I graduated in Semiotics at the department of Scienze della Comunicazione (Universitá degli Studi di Salerno). In my BA thesis, “Iconicitá e Metafora Visiva” (Iconicity and Visual Metaphor), I proposed a philosophical inquiry into Charles Sanders Peirce’s notion of iconicity, a topic on which I have been working for the past ten years.
In October 2007, I was awarded a PhD in Science and Technology Studies from University College London. My PhD thesis, entitled Iconicity and Network Thinking in Picasso’s Guernica: A Study of Creativity across the Boundaries” is an interdisciplinary study of Pablo Picasso’s Guernica (1937) based on Charles S. Peirce’s concept of iconic signs. I argued that Peirce’s concept of iconicity, often misunderstood as mere similarity, is best understood as a relation of homomorphism. In abstract algebra and set theory, homomorphism is a mapping between two sets, in which elements, properties and relations are preserved. A theory of iconicity as homomorphism satisfactorily accounts for structure preservation in representations, independently of a literal correspondence between representing facts and perceptual data. In my thesis, I used this novel formulation of iconicity to casts new light on the representative relation governing Guernica. The canvas does not literally “resemble” the historical facts for which it stands –at most it “evokes” them. The representative force of Guernica depends on its conceptual core, the roots of which are found in Picasso’s experimentations across the boundaries of art and science. Through an analysis of over forty preparatory drawings and the seven stages of the canvas in progress, I assessed the import of scientific and technological discoveries upon Picasso’s representation and argued that the preconditions to Guernica are found in his formative years, in which he developed Cubism. The reconstruction of Picasso’s Cubist production served a twofold purpose: to explore the relationship between art, science and technology at the beginning of the 20th Century and to state a correspondence between certain scientific, philosophical and technological issues and the creation of Guernica. Among the topics that influenced Picasso’s creativity towards Guernica, I emphasized the role of non-Euclidean geometries and the debate concerning the nature of space and time, a notion of psychology of form and the development of modern technologies of warfare.

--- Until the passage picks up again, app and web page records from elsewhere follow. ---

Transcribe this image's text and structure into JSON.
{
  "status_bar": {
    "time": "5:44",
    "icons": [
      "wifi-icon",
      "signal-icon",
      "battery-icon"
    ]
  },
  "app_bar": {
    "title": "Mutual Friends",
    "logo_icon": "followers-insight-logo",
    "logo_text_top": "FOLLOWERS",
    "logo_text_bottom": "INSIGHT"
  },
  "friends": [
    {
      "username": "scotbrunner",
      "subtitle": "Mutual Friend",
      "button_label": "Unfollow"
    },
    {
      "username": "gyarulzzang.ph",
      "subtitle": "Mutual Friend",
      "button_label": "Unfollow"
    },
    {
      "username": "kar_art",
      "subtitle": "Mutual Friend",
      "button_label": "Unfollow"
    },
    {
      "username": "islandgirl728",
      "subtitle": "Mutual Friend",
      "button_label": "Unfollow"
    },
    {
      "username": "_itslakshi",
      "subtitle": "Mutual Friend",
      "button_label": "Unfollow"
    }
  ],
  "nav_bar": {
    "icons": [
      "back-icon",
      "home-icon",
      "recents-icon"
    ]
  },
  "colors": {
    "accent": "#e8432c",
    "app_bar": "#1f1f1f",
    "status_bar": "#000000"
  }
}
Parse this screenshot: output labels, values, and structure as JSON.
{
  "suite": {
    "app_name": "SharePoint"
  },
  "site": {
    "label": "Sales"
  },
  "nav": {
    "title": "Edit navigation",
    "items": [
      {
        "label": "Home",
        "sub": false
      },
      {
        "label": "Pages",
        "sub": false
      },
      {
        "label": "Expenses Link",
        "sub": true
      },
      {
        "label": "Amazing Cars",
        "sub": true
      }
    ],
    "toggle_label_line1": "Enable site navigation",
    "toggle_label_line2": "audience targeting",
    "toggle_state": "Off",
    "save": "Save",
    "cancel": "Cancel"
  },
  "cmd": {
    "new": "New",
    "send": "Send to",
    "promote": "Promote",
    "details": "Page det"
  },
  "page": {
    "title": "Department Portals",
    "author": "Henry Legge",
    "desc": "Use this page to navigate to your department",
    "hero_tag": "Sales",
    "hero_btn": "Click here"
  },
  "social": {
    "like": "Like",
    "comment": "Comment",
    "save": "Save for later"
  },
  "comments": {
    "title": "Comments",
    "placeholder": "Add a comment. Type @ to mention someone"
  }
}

(click here for the introduction and table of contents of my PhD thesis)